So, how did Elizabeth Holmes sucker so many people? It’s worth noting that this is a bipartisan scandal in many ways. Before he became defense secretary, James Mattis served on Theranos’ board, as did former Reagan administration Secretary of State George Shultz. (Shultz’s grandson was one of the whistleblowers on Theranos’ alleged illegal activity, according to The Wall Street Journal.) According to The New York Times, media mogul Rupert Murdoch and Secretary of Education Betsy DeVos lost huge amounts of money in the enterprise.
However, each of them seemed to have been taken either by the science behind Theranos’ device or the possible applications for it (in the case of Shultz and Mattis) or because it represented a prime investment opportunity (in the case of Murdoch and DeVos).
When it comes to the Clintons and Obama, however, things get a bit murkier.
It probably won’t surprise you, given that she helmed a Silicon Valley startup, that Holmes was a Clinton donor. Not only that, but Hillary Clinton had planned to host a fundraiser at Theranos until media attention forced her to host it elsewhere. (Even liberals were embarrassed.) The planned $2,700 a head event was to feature Chelsea Clinton, but apparently even the media couldn’t ignore the fact that she was hosting an event at a company that was under federal investigation.
“(The event) is not connected to a specific company or policy, but a chance to talk directly to women in tech,” Clinton’s campaign said at the time, according to the Washington Free Beacon. “We frequently send initial invitations while host committees are still being formed and locations finalized. This was never a health care event and the location wasn’t set. It will not be at Theranos.”

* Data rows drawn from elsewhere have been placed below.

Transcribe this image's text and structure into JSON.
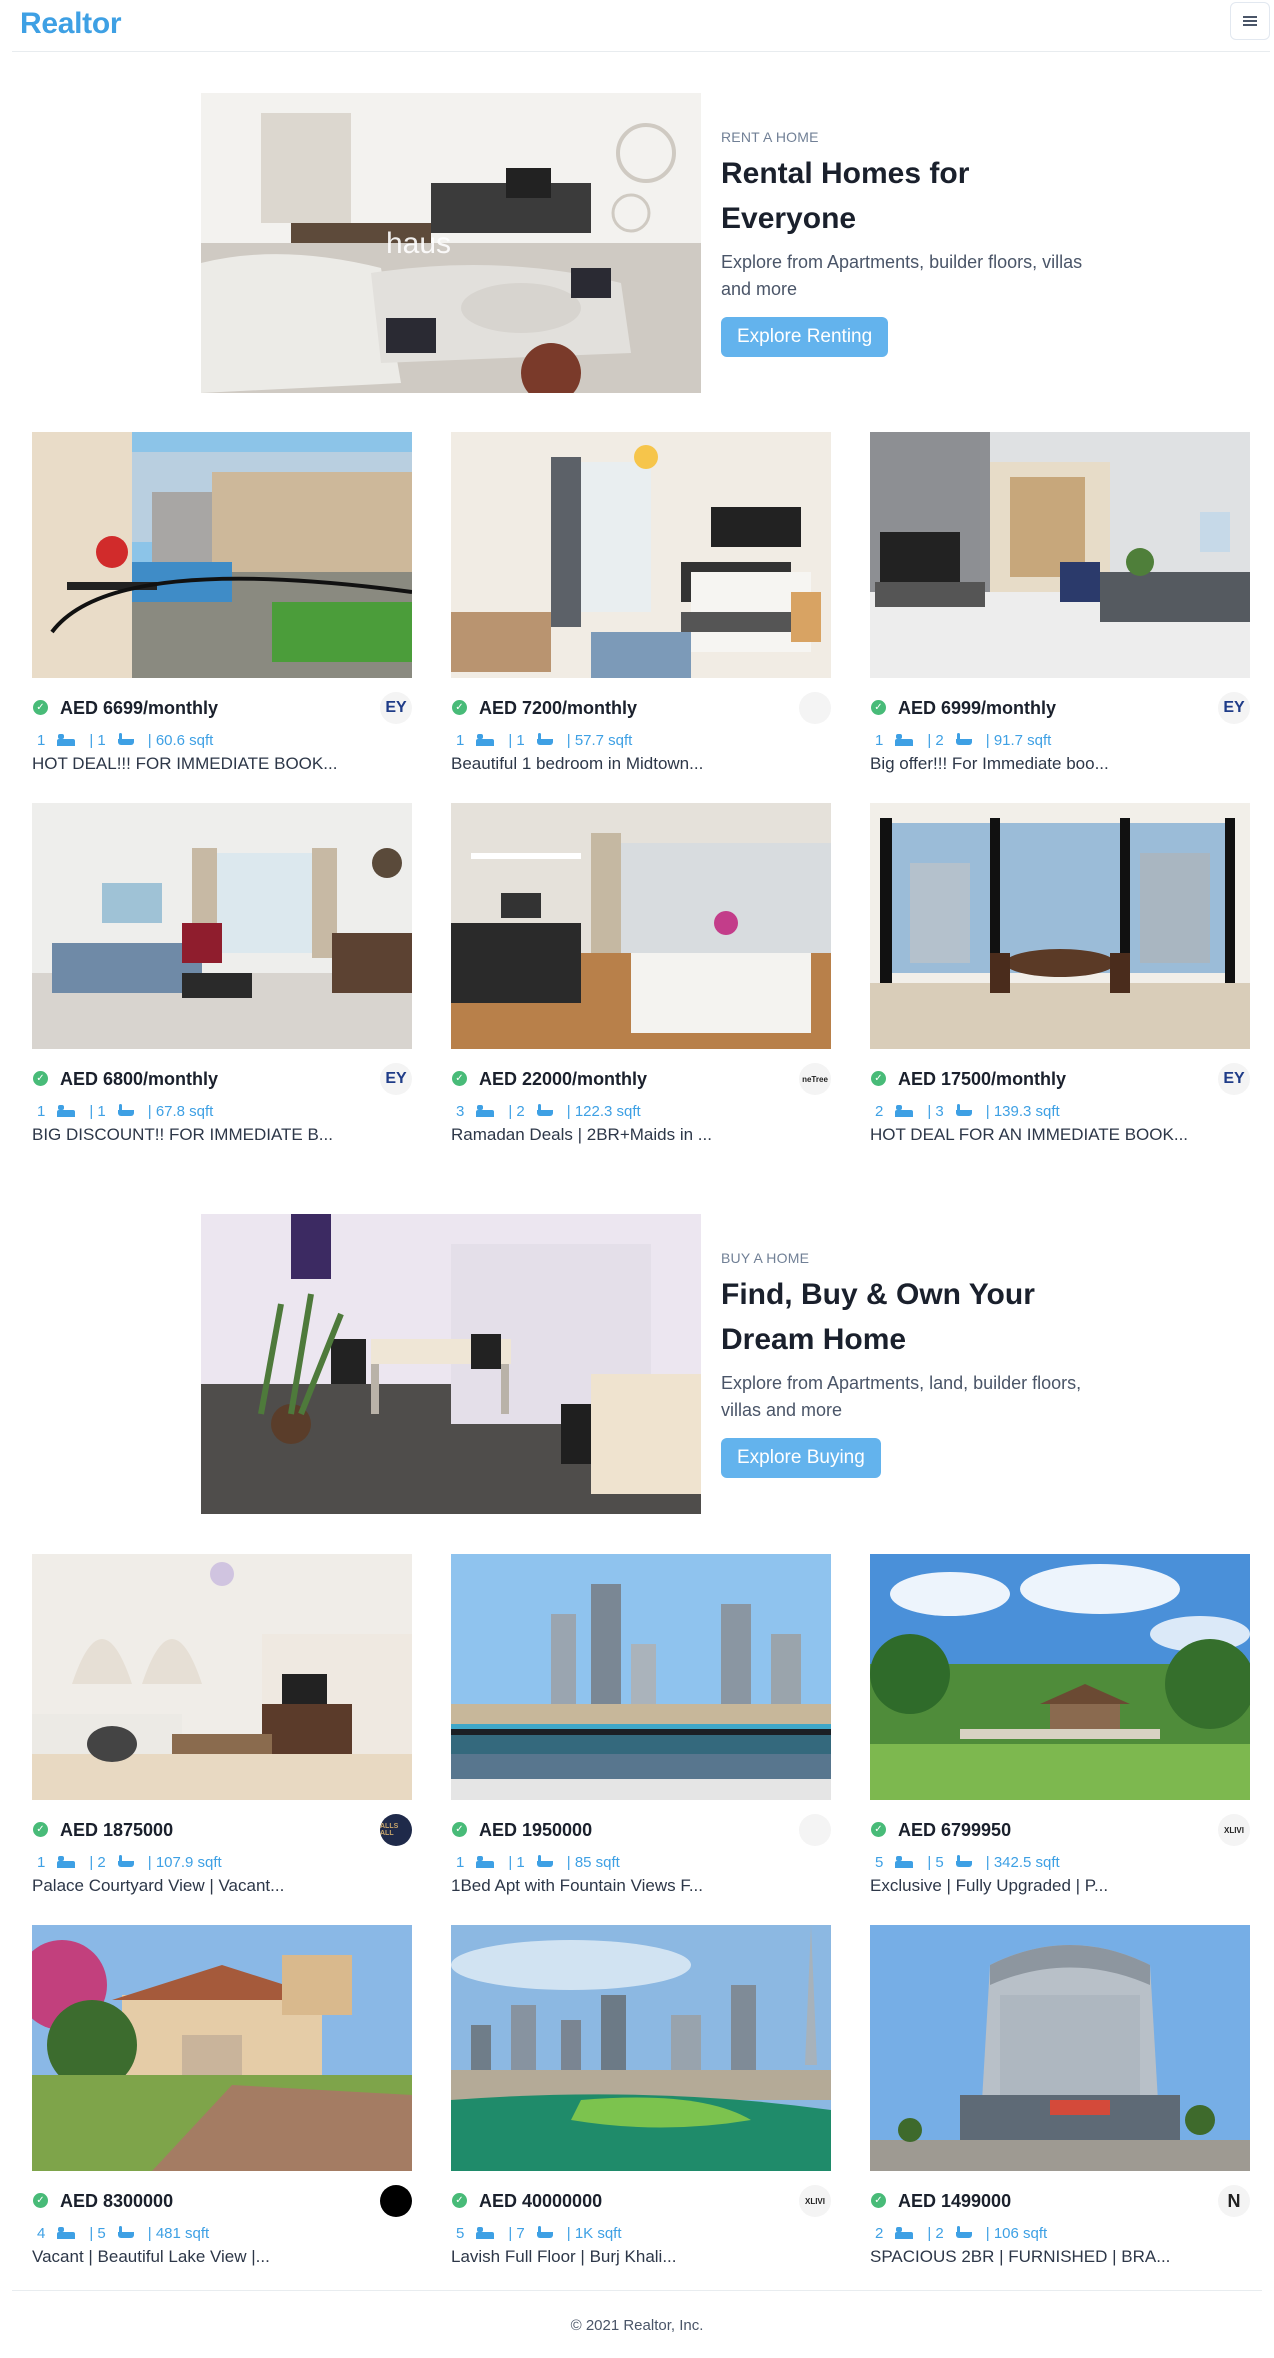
{
  "nav": {
    "brand": "Realtor",
    "menu_icon": "hamburger-icon"
  },
  "rent_banner": {
    "purpose": "RENT A HOME",
    "title_line1": "Rental Homes for",
    "title_line2": "Everyone",
    "desc": "Explore from Apartments, builder floors, villas and more",
    "button": "Explore Renting"
  },
  "rent_properties": [
    {
      "price": "AED 6699/monthly",
      "rooms": "1",
      "baths": "| 1",
      "area": "| 60.6 sqft",
      "title": "HOT DEAL!!! FOR IMMEDIATE BOOK...",
      "agency": "EY"
    },
    {
      "price": "AED 7200/monthly",
      "rooms": "1",
      "baths": "| 1",
      "area": "| 57.7 sqft",
      "title": "Beautiful 1 bedroom in Midtown...",
      "agency": ""
    },
    {
      "price": "AED 6999/monthly",
      "rooms": "1",
      "baths": "| 2",
      "area": "| 91.7 sqft",
      "title": "Big offer!!! For Immediate boo...",
      "agency": "EY"
    },
    {
      "price": "AED 6800/monthly",
      "rooms": "1",
      "baths": "| 1",
      "area": "| 67.8 sqft",
      "title": "BIG DISCOUNT!! FOR IMMEDIATE B...",
      "agency": "EY"
    },
    {
      "price": "AED 22000/monthly",
      "rooms": "3",
      "baths": "| 2",
      "area": "| 122.3 sqft",
      "title": "Ramadan Deals | 2BR+Maids in ...",
      "agency": "neTree"
    },
    {
      "price": "AED 17500/monthly",
      "rooms": "2",
      "baths": "| 3",
      "area": "| 139.3 sqft",
      "title": "HOT DEAL FOR AN IMMEDIATE BOOK...",
      "agency": "EY"
    }
  ],
  "buy_banner": {
    "purpose": "BUY A HOME",
    "title_line1": "Find, Buy & Own Your",
    "title_line2": "Dream Home",
    "desc": "Explore from Apartments, land, builder floors, villas and more",
    "button": "Explore Buying"
  },
  "sale_properties": [
    {
      "price": "AED 1875000",
      "rooms": "1",
      "baths": "| 2",
      "area": "| 107.9 sqft",
      "title": "Palace Courtyard View | Vacant...",
      "agency": "ALLS ALL"
    },
    {
      "price": "AED 1950000",
      "rooms": "1",
      "baths": "| 1",
      "area": "| 85 sqft",
      "title": "1Bed Apt with Fountain Views F...",
      "agency": ""
    },
    {
      "price": "AED 6799950",
      "rooms": "5",
      "baths": "| 5",
      "area": "| 342.5 sqft",
      "title": "Exclusive | Fully Upgraded | P...",
      "agency": "XLIVI"
    },
    {
      "price": "AED 8300000",
      "rooms": "4",
      "baths": "| 5",
      "area": "| 481 sqft",
      "title": "Vacant | Beautiful Lake View |...",
      "agency": ""
    },
    {
      "price": "AED 40000000",
      "rooms": "5",
      "baths": "| 7",
      "area": "| 1K sqft",
      "title": "Lavish Full Floor | Burj Khali...",
      "agency": "XLIVI"
    },
    {
      "price": "AED 1499000",
      "rooms": "2",
      "baths": "| 2",
      "area": "| 106 sqft",
      "title": "SPACIOUS 2BR | FURNISHED | BRA...",
      "agency": "N"
    }
  ],
  "footer": {
    "text": "© 2021 Realtor, Inc."
  },
  "colors": {
    "brand": "#3ea0e4",
    "button": "#63b3ed",
    "verified": "#48bb78"
  }
}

That was hardly the only contact that the Clintons had with her, however. When Bill Clinton interviewed Holmes in 2015 for his Clinton Global Initiative, an arm of the scandal-plagued Clinton Foundation, he noted that she started the company when she was only 19.

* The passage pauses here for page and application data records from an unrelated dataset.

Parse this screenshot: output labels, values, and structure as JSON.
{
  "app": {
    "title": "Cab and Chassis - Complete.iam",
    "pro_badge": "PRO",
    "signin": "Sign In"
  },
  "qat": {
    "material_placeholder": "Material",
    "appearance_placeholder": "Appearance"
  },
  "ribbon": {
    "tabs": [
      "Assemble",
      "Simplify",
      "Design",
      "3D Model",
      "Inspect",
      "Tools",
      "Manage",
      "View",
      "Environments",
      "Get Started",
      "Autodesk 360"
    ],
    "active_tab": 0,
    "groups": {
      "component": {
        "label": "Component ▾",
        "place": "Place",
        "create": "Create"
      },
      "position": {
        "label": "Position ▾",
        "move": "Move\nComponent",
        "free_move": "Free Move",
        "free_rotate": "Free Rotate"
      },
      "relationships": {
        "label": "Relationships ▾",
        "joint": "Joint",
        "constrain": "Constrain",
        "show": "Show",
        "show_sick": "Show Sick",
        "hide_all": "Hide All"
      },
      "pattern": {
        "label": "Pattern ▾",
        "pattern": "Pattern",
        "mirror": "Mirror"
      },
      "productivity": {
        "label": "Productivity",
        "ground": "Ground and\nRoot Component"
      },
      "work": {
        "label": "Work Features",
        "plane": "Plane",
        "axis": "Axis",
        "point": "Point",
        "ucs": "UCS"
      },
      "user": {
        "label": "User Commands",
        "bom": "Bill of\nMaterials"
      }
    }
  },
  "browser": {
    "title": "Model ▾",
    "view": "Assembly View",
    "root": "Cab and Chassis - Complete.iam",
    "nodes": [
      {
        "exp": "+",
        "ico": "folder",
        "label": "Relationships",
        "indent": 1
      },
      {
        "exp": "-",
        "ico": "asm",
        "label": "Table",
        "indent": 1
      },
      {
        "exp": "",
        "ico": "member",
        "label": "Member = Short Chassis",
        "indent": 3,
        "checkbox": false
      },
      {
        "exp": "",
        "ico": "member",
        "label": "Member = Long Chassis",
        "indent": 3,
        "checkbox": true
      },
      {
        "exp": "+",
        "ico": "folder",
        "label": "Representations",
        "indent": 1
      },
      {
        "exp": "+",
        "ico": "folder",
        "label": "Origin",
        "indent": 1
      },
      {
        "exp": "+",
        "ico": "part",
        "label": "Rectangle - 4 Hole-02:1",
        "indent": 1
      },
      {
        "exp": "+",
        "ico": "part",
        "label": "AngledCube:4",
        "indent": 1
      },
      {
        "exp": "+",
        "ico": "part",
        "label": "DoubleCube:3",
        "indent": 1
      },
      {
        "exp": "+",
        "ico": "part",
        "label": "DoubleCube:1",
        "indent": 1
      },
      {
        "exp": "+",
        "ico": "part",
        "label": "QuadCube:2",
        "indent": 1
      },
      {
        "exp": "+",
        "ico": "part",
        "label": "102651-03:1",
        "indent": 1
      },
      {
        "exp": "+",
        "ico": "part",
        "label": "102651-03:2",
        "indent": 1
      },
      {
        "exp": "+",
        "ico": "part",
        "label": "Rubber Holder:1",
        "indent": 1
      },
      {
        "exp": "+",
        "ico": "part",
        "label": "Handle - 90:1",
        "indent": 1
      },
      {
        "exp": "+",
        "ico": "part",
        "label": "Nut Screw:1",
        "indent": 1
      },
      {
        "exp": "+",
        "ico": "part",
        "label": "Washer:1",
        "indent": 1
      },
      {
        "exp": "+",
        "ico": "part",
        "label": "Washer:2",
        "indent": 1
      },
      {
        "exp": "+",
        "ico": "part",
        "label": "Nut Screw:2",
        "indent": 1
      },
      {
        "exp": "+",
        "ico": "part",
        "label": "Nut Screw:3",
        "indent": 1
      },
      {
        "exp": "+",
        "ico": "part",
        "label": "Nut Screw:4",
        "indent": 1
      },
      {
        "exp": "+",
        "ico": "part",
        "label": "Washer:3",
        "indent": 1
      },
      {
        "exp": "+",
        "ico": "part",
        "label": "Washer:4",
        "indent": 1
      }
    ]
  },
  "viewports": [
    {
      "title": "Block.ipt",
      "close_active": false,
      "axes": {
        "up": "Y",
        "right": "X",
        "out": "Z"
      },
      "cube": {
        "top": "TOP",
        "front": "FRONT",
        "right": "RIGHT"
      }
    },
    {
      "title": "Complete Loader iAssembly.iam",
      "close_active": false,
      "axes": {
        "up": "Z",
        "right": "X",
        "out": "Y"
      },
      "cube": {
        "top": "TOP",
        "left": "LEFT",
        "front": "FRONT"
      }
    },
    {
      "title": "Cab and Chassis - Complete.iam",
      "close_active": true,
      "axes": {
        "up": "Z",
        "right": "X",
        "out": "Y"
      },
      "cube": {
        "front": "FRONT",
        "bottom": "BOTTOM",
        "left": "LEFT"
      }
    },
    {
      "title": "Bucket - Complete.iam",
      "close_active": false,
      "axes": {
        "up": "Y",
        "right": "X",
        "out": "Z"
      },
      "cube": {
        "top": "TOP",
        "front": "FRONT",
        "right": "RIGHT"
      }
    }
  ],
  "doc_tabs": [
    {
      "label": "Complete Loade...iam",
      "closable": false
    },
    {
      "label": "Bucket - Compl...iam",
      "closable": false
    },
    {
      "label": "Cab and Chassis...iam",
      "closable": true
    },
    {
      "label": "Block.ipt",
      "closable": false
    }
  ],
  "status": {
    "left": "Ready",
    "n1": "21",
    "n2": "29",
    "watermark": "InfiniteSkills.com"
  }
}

“Don’t worry about the future, we’re in good hands,” Clinton said. Holmes, for her part, talked about bringing “equality” to health care.
President Obama went even further than the Clintons in embracing Holmes. In 2015, he invited the CEO to the White House, where he made her a Presidential Ambassador for Global Entrepreneurship. If you’re wondering what a Presidential Ambassador for Global Entrepreneurship does, it’s stuff like this PSA:
So, what’s the overarching point here? Why would the Clintons and the Obama administration get so involved with Holmes? We don’t necessarily impugn their judgment on her company’s viability, inasmuch as almost nobody knew it was a fraud.
On the other hand, they didn’t really seem to care whether it was or not. Hillary Clinton’s campaign wanted to hold a campaign event at Theranos well after it became clear, thanks to The Wall Street Journal’s reporting, that the company was suspected at least of some very shady things.
The fact was that Elizabeth Holmes was a Democrat’s dream.
Here was a young, millennial woman CEO saying all the right things about breaking the glass ceiling and instituting “equality “in health care. So what if her product was promising things that seemed impossible? So what if her company was under investigation? After all, she just brushed it off as the ossified medical establishment coming after her company. She was great copy.
And so, in a way deeper than Theranos’ investors or board members did, they co-signed Holmes’ reputation as the next Steve Jobs. The great thing for the Democrat mind was that the next Jobs came in a package that echoed all of their political prejudices. Or, in a kind of corruption of philosophy and politics that’s worse — and deeper — than financial misdealing, was it that she was the next Steve Jobs because she echoed all of their political preferences?
We’ll probably never know the answer to that chicken-or-egg question. We do know one thing for sure, however:
If only the Clintons and Obama had waited a little while, they’d have figured out they were dealing not with a Steve Jobs but instead a Kenneth Lay.